  14. dmichael says:

    @Terrye Cravens: Not among his supporters.

  15. Kylopod says:

    @Terrye Cravens:

    Trump is going to be even more unpopular after this.

    I wish I could agree with you. Not only do I think what he’s doing won’t drive his ratings lower, I think there’s a distinct possibility he’ll get a slight boost in the polls. His ratings are so low right now practically the only people still sticking with him consist of his hardcore base. I don’t think there are very many people in America who currently approve of Trump but who will change their mind from seeing him act racist. But I think quite a few of the people who been giving Trump negative ratings consist of nativists who have been clamoring to see some action from the administration in its war on brown people.

  16. Hurling Dervish says:

    @teve tory: It sounds better in the original Russian.

  17. Liberal Capitalist says:

    Tis ais an easy one to figure out.

    1) Trump ends DACA with 6 month delay. Throwing raw meat to his base.

    2) GOP realizes it is a dramatic error, reaches across to DEMs, passes law for a path to Citizenship for the DACA affected.


    Trump gets credit for being tough with his base,

    GOP finds a win that makes them seem “reasonable” (as DACA is supported by a great majority of Americans)

    Dems… well, nothing for the Dems. They get to be blamed for all by the GOP once the GOP is no longer in power .

    It’s all theatre at this point.

  18. Mr. Prosser says:

    @Liberal Capitalist: As Kevin Drum at MoJo posits, DACA may be trade bait to Dems for wall funding funding.

  19. teve tory says:

    I was working at a Home Depot last year in the Deep South and this dipshit tells me, with a big grin on his face, “Finally we’re gonna have a president with the balls to drag 11 million illegals outta here kickin and screamin!”

    Hillary got in trouble for telling the truth about them.

  20. An Interested Party says:

    Apparently, some people might pay dearly for supporting the disgrace in the White House…hardly surprising, though, considering how so many others who trusted this dirtbag were betrayed by him…

  21. Just 'nutha ig'nint cracker says:

    @Mr. Prosser: So Dems should help cover the GOP on the Dreamers (helping the GOP out of their hole) and in return get less funding for a wall that everyone knows is a stupid idea and the Dems can probably block anyway?

    Sorry, I’m not seeing the bottom line benefit here. Where’s the payoff?

  22. Liberal Capitalist says:

    @Mr. Prosser:

    Not gonna happen.

    Do Dems believe in a secure border? Absolutely.

    However When POTUS Trump was a candidate, he stated that Mexico will pay.

    He will have to eat those words, and lay 1,989 miles of bricks by hand before the DEMs will support him on this.

    This is not the DEM’s problem, as the GOP has Pres, House and Senate until at least the mid-terms. It’s their own issue.

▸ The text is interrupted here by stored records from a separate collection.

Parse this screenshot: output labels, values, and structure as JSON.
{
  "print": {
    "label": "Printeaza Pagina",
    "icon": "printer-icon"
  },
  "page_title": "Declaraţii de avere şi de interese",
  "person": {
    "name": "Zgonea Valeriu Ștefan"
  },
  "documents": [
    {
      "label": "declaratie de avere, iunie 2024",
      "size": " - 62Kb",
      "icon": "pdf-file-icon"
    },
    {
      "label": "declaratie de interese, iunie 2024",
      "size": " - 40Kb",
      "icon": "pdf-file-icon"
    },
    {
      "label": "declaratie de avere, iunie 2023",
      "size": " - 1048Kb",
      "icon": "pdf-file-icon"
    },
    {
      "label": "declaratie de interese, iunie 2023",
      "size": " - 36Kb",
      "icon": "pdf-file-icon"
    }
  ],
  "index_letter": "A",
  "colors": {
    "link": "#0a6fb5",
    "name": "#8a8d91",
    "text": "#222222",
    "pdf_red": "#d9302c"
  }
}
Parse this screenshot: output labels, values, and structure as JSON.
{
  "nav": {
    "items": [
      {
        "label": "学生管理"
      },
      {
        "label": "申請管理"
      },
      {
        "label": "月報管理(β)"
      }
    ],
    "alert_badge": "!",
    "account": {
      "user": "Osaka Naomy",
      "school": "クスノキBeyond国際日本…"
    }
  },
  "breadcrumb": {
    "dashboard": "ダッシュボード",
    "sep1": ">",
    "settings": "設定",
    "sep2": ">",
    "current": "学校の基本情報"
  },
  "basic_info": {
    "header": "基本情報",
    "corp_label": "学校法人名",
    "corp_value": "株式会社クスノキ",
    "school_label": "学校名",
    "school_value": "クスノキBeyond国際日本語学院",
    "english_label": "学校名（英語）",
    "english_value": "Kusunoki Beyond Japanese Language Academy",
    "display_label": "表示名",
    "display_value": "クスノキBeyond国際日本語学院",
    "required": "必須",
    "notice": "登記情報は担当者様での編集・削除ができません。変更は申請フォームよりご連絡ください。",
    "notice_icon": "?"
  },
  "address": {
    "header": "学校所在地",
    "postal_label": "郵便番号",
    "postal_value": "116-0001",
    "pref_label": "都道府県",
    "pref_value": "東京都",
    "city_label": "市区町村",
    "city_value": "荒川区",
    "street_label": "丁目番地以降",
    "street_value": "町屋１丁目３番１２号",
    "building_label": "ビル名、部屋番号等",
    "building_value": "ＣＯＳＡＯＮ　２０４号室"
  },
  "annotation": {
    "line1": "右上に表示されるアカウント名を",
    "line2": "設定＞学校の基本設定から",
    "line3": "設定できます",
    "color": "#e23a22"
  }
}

They have been beating that horse for years.

  23. Liberal Capitalist says:

    @Liberal Capitalist:

    Trump gets credit for being tough with his base,

    GOP finds a win that makes them seem “reasonable” (as DACA is supported by a great majority of Americans)…

    It’s all theatre at this point.

    Nailed it:

  24. Mr. Prosser says:

    @Just ‘nutha ig’nint cracker: Personally I hope the Dems don’t bite on this. Drum seems to think a “permanent” DACA solution is worth a few billion towards a wall. The operative word is permanent, and I wouldn’t trust Ryan et. al. to not blow it all up later.

  25. CSK says:

    Mnagolini appears to have lobbed the whole thing back at Congress.

  26. Hal_10000 says:

    As an aside, this is an example of why government through Executive Order is such a bad idea. Because it leaves major policy at the whim of the executive. 700k people trusted DACA. Came forward and gave all their details to the federal government. Now that trust will be rewarded by Trump using the very information they gave to deport them to countries they’ve never lived in.